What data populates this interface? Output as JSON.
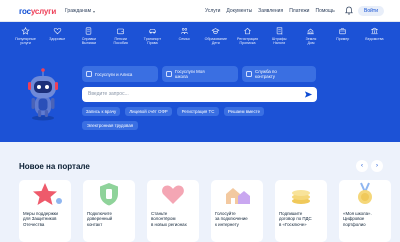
{
  "header": {
    "logo_left": "гос",
    "logo_right": "услуги",
    "region": "Гражданам",
    "nav": [
      "Услуги",
      "Документы",
      "Заявления",
      "Платежи",
      "Помощь"
    ],
    "login_label": "Войти"
  },
  "categories": [
    {
      "label": "Популярные\nуслуги",
      "icon": "star-icon"
    },
    {
      "label": "Здоровье",
      "icon": "heart-icon"
    },
    {
      "label": "Справки\nВыписки",
      "icon": "document-icon"
    },
    {
      "label": "Пенсии\nПособия",
      "icon": "wallet-icon"
    },
    {
      "label": "Транспорт\nПрава",
      "icon": "car-icon"
    },
    {
      "label": "Семья",
      "icon": "family-icon"
    },
    {
      "label": "Образование\nДети",
      "icon": "graduation-icon"
    },
    {
      "label": "Регистрация\nПрописка",
      "icon": "home-icon"
    },
    {
      "label": "Штрафы\nНалоги",
      "icon": "receipt-icon"
    },
    {
      "label": "Земля\nДом",
      "icon": "land-icon"
    },
    {
      "label": "Пример",
      "icon": "box-icon"
    },
    {
      "label": "Ведомства",
      "icon": "building-icon"
    }
  ],
  "suggestions": [
    "Госуслуги и Алиса",
    "Госуслуги Моя\nшкола",
    "Служба по\nконтракту"
  ],
  "search": {
    "placeholder": "Введите запрос..."
  },
  "chips": [
    "Запись к врачу",
    "Лицевой счёт ОФР",
    "Регистрация ТС",
    "Решаем вместе",
    "Электронная трудовая"
  ],
  "news": {
    "title": "Новое на портале",
    "cards": [
      "Меры поддержки\nдля Защитников\nОтечества",
      "Подключите\nдоверенный\nконтакт",
      "Станьте\nволонтёром\nв новых регионах",
      "Голосуйте\nза подключение\nк интернету",
      "Подпишите\nдоговор по ПДС\nв «Госключе»",
      "«Моя школа».\nЦифровое\nпортфолио"
    ]
  },
  "colors": {
    "brand_blue": "#1c52d6",
    "logo_blue": "#0d4cd3",
    "logo_red": "#ee3f58",
    "page_bg": "#edf2fb"
  }
}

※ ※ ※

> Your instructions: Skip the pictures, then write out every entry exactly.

> Answer to this task:
What data populates this interface? Output as JSON.
{
  "header": {
    "logo_left": "гос",
    "logo_right": "услуги",
    "region": "Гражданам",
    "nav": [
      "Услуги",
      "Документы",
      "Заявления",
      "Платежи",
      "Помощь"
    ],
    "login_label": "Войти"
  },
  "categories": [
    {
      "label": "Популярные\nуслуги",
      "icon": "star-icon"
    },
    {
      "label": "Здоровье",
      "icon": "heart-icon"
    },
    {
      "label": "Справки\nВыписки",
      "icon": "document-icon"
    },
    {
      "label": "Пенсии\nПособия",
      "icon": "wallet-icon"
    },
    {
      "label": "Транспорт\nПрава",
      "icon": "car-icon"
    },
    {
      "label": "Семья",
      "icon": "family-icon"
    },
    {
      "label": "Образование\nДети",
      "icon": "graduation-icon"
    },
    {
      "label": "Регистрация\nПрописка",
      "icon": "home-icon"
    },
    {
      "label": "Штрафы\nНалоги",
      "icon": "receipt-icon"
    },
    {
      "label": "Земля\nДом",
      "icon": "land-icon"
    },
    {
      "label": "Пример",
      "icon": "box-icon"
    },
    {
      "label": "Ведомства",
      "icon": "building-icon"
    }
  ],
  "suggestions": [
    "Госуслуги и Алиса",
    "Госуслуги Моя\nшкола",
    "Служба по\nконтракту"
  ],
  "search": {
    "placeholder": "Введите запрос..."
  },
  "chips": [
    "Запись к врачу",
    "Лицевой счёт ОФР",
    "Регистрация ТС",
    "Решаем вместе",
    "Электронная трудовая"
  ],
  "news": {
    "title": "Новое на портале",
    "cards": [
      "Меры поддержки\nдля Защитников\nОтечества",
      "Подключите\nдоверенный\nконтакт",
      "Станьте\nволонтёром\nв новых регионах",
      "Голосуйте\nза подключение\nк интернету",
      "Подпишите\nдоговор по ПДС\nв «Госключе»",
      "«Моя школа».\nЦифровое\nпортфолио"
    ]
  },
  "colors": {
    "brand_blue": "#1c52d6",
    "logo_blue": "#0d4cd3",
    "logo_red": "#ee3f58",
    "page_bg": "#edf2fb"
  }
}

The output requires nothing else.